***** GIVEN INFORMATION *****

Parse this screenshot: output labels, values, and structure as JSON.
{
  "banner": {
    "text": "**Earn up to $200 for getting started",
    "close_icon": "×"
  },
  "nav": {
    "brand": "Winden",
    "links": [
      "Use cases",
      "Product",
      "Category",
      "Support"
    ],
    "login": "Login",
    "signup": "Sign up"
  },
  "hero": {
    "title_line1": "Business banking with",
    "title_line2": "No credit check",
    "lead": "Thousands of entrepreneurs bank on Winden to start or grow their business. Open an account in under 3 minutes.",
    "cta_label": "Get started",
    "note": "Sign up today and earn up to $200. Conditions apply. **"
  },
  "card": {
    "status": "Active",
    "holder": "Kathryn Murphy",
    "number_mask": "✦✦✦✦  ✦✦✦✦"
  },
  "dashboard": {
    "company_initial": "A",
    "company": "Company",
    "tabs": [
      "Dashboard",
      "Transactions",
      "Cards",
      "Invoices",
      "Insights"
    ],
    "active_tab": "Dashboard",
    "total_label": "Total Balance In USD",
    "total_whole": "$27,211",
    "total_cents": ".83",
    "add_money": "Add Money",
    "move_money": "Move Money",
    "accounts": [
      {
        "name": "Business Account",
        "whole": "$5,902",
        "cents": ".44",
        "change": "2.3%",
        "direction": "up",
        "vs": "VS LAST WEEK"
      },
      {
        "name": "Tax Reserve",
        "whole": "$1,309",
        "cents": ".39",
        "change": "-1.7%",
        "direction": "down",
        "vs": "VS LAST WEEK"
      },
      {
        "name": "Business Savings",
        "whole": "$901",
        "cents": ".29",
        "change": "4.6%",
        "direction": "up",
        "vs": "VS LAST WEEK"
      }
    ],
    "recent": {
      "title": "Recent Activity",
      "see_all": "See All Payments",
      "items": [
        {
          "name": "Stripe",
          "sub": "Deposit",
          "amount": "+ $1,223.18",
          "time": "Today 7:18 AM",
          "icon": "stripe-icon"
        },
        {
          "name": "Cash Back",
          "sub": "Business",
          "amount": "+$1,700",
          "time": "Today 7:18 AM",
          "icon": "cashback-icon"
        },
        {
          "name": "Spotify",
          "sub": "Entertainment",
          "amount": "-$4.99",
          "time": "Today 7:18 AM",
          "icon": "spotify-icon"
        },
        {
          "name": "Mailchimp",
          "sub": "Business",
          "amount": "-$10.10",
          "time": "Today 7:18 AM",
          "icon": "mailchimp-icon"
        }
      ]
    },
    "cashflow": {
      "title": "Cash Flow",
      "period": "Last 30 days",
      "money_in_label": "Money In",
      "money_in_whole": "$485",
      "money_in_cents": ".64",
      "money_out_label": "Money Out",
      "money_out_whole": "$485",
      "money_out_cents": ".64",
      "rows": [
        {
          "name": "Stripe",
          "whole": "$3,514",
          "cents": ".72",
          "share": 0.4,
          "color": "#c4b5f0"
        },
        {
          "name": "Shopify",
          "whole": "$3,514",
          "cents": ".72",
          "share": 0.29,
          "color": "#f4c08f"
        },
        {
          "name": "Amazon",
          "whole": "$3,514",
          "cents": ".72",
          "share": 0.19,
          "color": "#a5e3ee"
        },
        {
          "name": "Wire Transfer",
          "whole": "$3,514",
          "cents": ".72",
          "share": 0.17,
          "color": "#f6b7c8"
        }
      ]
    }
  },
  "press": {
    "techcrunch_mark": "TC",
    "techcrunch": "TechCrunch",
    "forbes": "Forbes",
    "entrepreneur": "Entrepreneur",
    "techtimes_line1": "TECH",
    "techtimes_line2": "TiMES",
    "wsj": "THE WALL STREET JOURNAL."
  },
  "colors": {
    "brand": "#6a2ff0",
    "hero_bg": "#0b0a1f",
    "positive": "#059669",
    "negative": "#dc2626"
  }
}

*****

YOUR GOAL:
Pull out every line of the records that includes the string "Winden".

OUTPUT FOR THIS EXERCISE:
    "brand": "Winden",
    "lead": "Thousands of entrepreneurs bank on Winden to start or grow their business. Open an account in under 3 minutes.",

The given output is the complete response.